Many prophets of the Old Testament carried a tremendous burden: being the bearer of troubling news. This was true of Jeremiah, and it was true of many others as well. Jeremiah, in particular, was commanded by the Lord to deliver dire warning after dire warning. The criticality of the message was severe: if the warnings did not spur repentance, or revival, then unimaginable destruction and pain would be brought to the kingdom of Judah. This was a difficult task indeed. In the end, Jeremiah was rejected by the people. And Judah was invaded, and defeated, by Babylon. Jeremiah absorbed the weight of the imminent doom. He became so broken, and dejected, at the callousness of his fellow Hebrew people that he despaired living. He knew he would see the dreaded days, the ones that had long been proclaimed and prophesied by so many, including himself. Jeremiah felt like a lone voice, and in some respects he was a lone voice. But speaking truth unaccompanied, in the service of God, is far better than speaking folly with the whole of the world, driven by selfish ambition. Jeremiah had a truly hard mission, but he did it, and his legacy is both admirable and commendable.

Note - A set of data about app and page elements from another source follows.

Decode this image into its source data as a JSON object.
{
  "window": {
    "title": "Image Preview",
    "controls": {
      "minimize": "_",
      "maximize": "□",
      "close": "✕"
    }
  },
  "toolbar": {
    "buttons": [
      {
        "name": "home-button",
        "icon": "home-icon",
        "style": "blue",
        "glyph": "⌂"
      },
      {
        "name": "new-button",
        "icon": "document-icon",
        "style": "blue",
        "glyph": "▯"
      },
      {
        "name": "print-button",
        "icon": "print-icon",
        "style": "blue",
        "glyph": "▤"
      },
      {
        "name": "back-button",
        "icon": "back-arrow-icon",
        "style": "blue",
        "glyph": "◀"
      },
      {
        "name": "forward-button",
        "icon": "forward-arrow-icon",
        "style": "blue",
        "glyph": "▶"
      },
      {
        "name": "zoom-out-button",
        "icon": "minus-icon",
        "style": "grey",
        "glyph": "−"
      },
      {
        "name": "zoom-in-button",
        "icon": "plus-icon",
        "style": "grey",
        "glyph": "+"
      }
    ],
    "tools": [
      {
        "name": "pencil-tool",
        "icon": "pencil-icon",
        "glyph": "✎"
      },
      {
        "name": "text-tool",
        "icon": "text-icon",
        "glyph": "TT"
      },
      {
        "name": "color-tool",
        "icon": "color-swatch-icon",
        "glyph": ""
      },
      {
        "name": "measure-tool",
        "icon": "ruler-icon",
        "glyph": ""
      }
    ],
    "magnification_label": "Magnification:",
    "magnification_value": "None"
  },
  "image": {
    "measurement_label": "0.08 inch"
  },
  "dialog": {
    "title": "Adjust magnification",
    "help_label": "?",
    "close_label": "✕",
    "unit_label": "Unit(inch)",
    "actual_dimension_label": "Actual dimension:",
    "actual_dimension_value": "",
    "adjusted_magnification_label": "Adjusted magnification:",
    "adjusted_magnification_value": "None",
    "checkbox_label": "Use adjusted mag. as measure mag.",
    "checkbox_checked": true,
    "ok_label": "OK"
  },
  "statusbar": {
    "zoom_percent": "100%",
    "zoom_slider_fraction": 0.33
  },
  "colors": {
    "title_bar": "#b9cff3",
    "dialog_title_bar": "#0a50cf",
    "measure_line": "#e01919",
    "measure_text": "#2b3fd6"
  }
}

Jeremiah 20:14 “Cursed be the day I was born! May the day my mother bore me not be blessed!” (NIV)
Kevin Orr (8/6/2019)